Instructions for the task: Reproduce the data below in full and to the letter, images excepted.

──────────

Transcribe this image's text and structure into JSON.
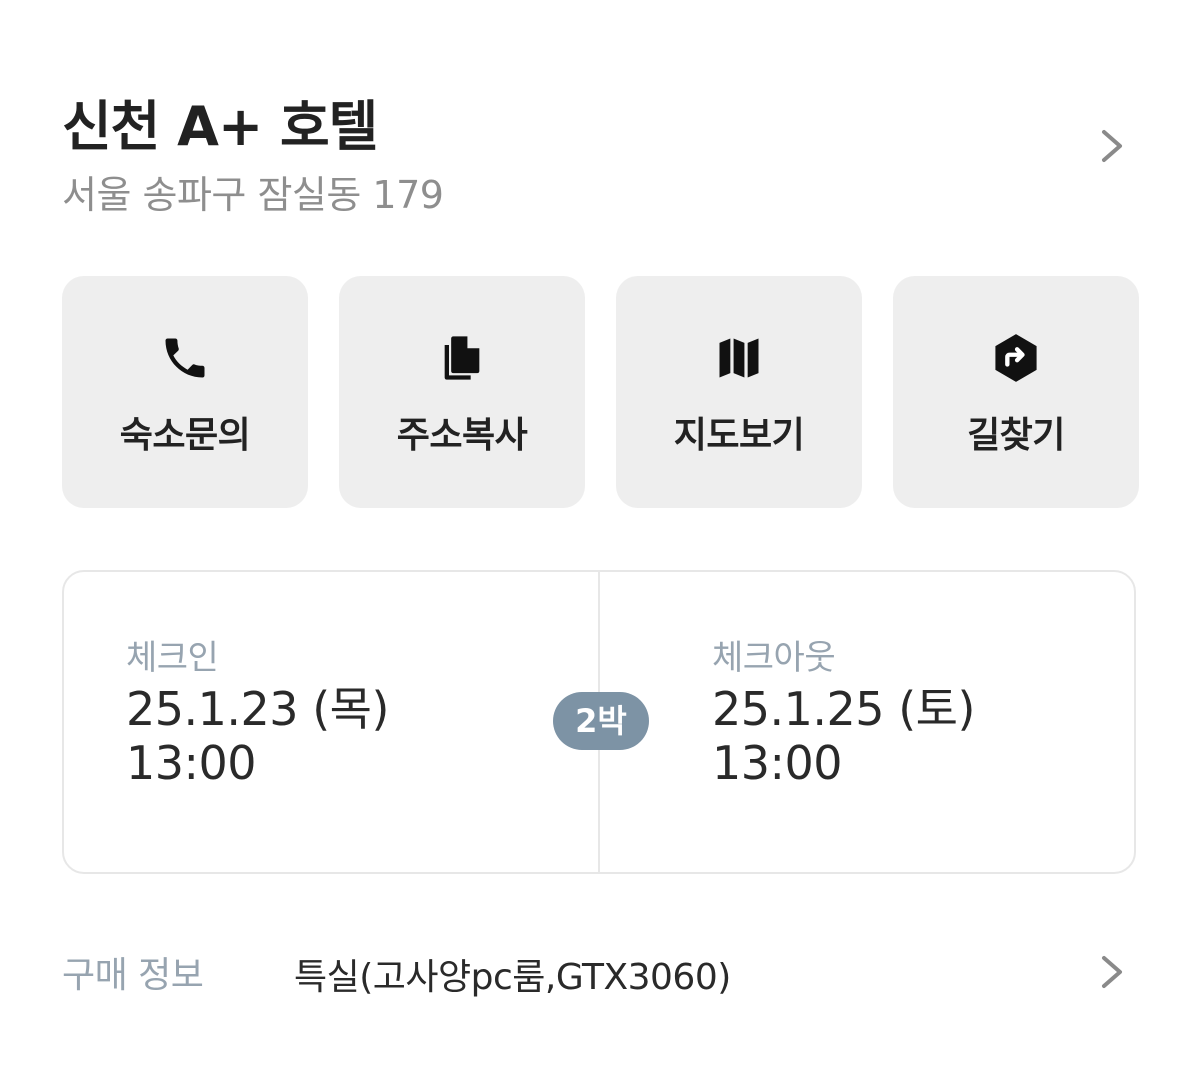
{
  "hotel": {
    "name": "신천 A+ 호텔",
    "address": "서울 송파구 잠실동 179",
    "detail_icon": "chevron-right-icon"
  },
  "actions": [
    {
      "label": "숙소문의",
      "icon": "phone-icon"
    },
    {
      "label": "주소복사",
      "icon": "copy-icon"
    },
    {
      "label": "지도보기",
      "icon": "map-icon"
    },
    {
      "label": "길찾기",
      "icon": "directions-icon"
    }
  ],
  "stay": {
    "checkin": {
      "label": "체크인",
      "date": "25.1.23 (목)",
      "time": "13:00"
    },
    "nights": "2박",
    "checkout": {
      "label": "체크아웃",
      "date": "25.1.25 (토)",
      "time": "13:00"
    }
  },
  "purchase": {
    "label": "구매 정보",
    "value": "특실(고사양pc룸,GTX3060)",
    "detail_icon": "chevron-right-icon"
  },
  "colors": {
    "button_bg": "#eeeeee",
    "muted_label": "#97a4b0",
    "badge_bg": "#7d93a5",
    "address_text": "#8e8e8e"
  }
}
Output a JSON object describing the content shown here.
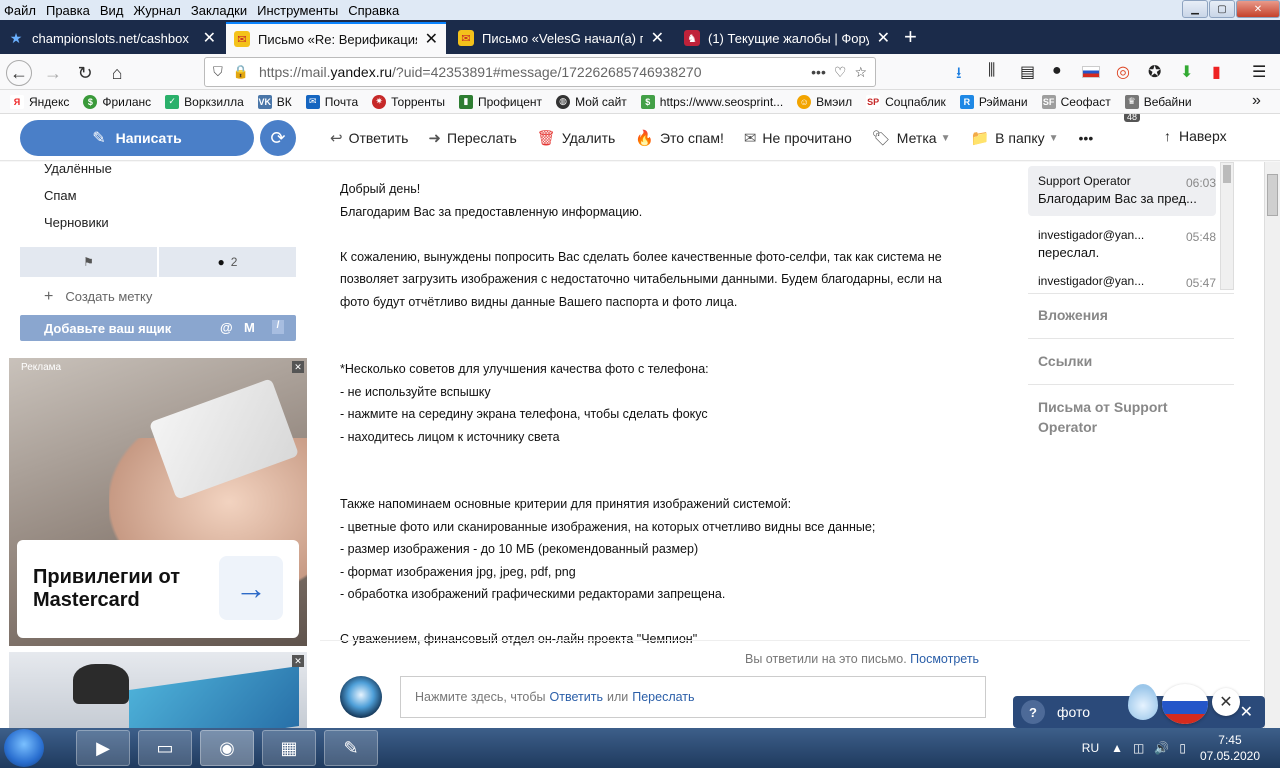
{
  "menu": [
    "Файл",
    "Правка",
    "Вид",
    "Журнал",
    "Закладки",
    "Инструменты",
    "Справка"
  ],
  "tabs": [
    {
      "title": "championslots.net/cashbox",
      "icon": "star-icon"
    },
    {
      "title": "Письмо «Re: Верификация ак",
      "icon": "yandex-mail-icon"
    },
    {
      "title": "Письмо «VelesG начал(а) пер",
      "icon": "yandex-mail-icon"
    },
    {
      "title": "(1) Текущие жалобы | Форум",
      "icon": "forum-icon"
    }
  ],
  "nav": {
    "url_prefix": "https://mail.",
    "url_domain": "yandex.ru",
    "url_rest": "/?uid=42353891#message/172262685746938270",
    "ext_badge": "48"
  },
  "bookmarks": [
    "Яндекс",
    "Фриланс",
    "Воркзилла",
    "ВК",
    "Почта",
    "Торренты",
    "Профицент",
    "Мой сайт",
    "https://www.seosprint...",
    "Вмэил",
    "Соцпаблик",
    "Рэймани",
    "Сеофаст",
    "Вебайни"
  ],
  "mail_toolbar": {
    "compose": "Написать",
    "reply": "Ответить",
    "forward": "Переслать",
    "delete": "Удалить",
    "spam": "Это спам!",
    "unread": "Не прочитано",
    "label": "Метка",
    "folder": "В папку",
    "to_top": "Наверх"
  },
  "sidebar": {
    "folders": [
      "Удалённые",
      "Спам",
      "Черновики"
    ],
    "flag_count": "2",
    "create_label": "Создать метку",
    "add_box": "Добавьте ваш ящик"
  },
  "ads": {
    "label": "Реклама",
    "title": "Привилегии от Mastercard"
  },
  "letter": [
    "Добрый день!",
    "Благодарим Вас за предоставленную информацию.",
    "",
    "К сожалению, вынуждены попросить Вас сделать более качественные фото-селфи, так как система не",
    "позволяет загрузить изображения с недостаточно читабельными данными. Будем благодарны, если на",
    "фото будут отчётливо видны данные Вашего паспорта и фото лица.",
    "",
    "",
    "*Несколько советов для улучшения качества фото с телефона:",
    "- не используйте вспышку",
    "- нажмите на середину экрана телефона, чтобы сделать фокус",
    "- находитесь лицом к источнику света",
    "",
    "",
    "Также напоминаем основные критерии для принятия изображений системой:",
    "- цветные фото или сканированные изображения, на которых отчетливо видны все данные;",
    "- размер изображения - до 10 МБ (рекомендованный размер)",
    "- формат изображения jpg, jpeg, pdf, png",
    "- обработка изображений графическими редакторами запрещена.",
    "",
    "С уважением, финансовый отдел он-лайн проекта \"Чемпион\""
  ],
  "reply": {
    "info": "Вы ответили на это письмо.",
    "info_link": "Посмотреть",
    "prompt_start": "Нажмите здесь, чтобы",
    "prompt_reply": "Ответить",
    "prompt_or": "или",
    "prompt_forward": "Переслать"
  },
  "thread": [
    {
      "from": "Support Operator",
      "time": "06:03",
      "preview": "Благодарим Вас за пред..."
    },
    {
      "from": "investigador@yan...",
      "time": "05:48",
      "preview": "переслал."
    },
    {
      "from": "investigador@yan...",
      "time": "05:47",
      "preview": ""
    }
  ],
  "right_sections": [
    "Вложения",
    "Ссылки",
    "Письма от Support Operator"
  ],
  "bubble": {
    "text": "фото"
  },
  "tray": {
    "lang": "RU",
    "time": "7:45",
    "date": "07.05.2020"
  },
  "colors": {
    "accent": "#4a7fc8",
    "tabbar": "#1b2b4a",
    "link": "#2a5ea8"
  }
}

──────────

Answer for this exercise:
Transcribe this image's text and structure into JSON.
{
  "hotel": {
    "name": "신천 A+ 호텔",
    "address": "서울 송파구 잠실동 179",
    "detail_icon": "chevron-right-icon"
  },
  "actions": [
    {
      "label": "숙소문의",
      "icon": "phone-icon"
    },
    {
      "label": "주소복사",
      "icon": "copy-icon"
    },
    {
      "label": "지도보기",
      "icon": "map-icon"
    },
    {
      "label": "길찾기",
      "icon": "directions-icon"
    }
  ],
  "stay": {
    "checkin": {
      "label": "체크인",
      "date": "25.1.23 (목)",
      "time": "13:00"
    },
    "nights": "2박",
    "checkout": {
      "label": "체크아웃",
      "date": "25.1.25 (토)",
      "time": "13:00"
    }
  },
  "purchase": {
    "label": "구매 정보",
    "value": "특실(고사양pc룸,GTX3060)",
    "detail_icon": "chevron-right-icon"
  },
  "colors": {
    "button_bg": "#eeeeee",
    "muted_label": "#97a4b0",
    "badge_bg": "#7d93a5",
    "address_text": "#8e8e8e"
  }
}
Output a JSON object describing the content shown here.
{
  "menu": [
    "Файл",
    "Правка",
    "Вид",
    "Журнал",
    "Закладки",
    "Инструменты",
    "Справка"
  ],
  "tabs": [
    {
      "title": "championslots.net/cashbox",
      "icon": "star-icon"
    },
    {
      "title": "Письмо «Re: Верификация ак",
      "icon": "yandex-mail-icon"
    },
    {
      "title": "Письмо «VelesG начал(а) пер",
      "icon": "yandex-mail-icon"
    },
    {
      "title": "(1) Текущие жалобы | Форум",
      "icon": "forum-icon"
    }
  ],
  "nav": {
    "url_prefix": "https://mail.",
    "url_domain": "yandex.ru",
    "url_rest": "/?uid=42353891#message/172262685746938270",
    "ext_badge": "48"
  },
  "bookmarks": [
    "Яндекс",
    "Фриланс",
    "Воркзилла",
    "ВК",
    "Почта",
    "Торренты",
    "Профицент",
    "Мой сайт",
    "https://www.seosprint...",
    "Вмэил",
    "Соцпаблик",
    "Рэймани",
    "Сеофаст",
    "Вебайни"
  ],
  "mail_toolbar": {
    "compose": "Написать",
    "reply": "Ответить",
    "forward": "Переслать",
    "delete": "Удалить",
    "spam": "Это спам!",
    "unread": "Не прочитано",
    "label": "Метка",
    "folder": "В папку",
    "to_top": "Наверх"
  },
  "sidebar": {
    "folders": [
      "Удалённые",
      "Спам",
      "Черновики"
    ],
    "flag_count": "2",
    "create_label": "Создать метку",
    "add_box": "Добавьте ваш ящик"
  },
  "ads": {
    "label": "Реклама",
    "title": "Привилегии от Mastercard"
  },
  "letter": [
    "Добрый день!",
    "Благодарим Вас за предоставленную информацию.",
    "",
    "К сожалению, вынуждены попросить Вас сделать более качественные фото-селфи, так как система не",
    "позволяет загрузить изображения с недостаточно читабельными данными. Будем благодарны, если на",
    "фото будут отчётливо видны данные Вашего паспорта и фото лица.",
    "",
    "",
    "*Несколько советов для улучшения качества фото с телефона:",
    "- не используйте вспышку",
    "- нажмите на середину экрана телефона, чтобы сделать фокус",
    "- находитесь лицом к источнику света",
    "",
    "",
    "Также напоминаем основные критерии для принятия изображений системой:",
    "- цветные фото или сканированные изображения, на которых отчетливо видны все данные;",
    "- размер изображения - до 10 МБ (рекомендованный размер)",
    "- формат изображения jpg, jpeg, pdf, png",
    "- обработка изображений графическими редакторами запрещена.",
    "",
    "С уважением, финансовый отдел он-лайн проекта \"Чемпион\""
  ],
  "reply": {
    "info": "Вы ответили на это письмо.",
    "info_link": "Посмотреть",
    "prompt_start": "Нажмите здесь, чтобы",
    "prompt_reply": "Ответить",
    "prompt_or": "или",
    "prompt_forward": "Переслать"
  },
  "thread": [
    {
      "from": "Support Operator",
      "time": "06:03",
      "preview": "Благодарим Вас за пред..."
    },
    {
      "from": "investigador@yan...",
      "time": "05:48",
      "preview": "переслал."
    },
    {
      "from": "investigador@yan...",
      "time": "05:47",
      "preview": ""
    }
  ],
  "right_sections": [
    "Вложения",
    "Ссылки",
    "Письма от Support Operator"
  ],
  "bubble": {
    "text": "фото"
  },
  "tray": {
    "lang": "RU",
    "time": "7:45",
    "date": "07.05.2020"
  },
  "colors": {
    "accent": "#4a7fc8",
    "tabbar": "#1b2b4a",
    "link": "#2a5ea8"
  }
}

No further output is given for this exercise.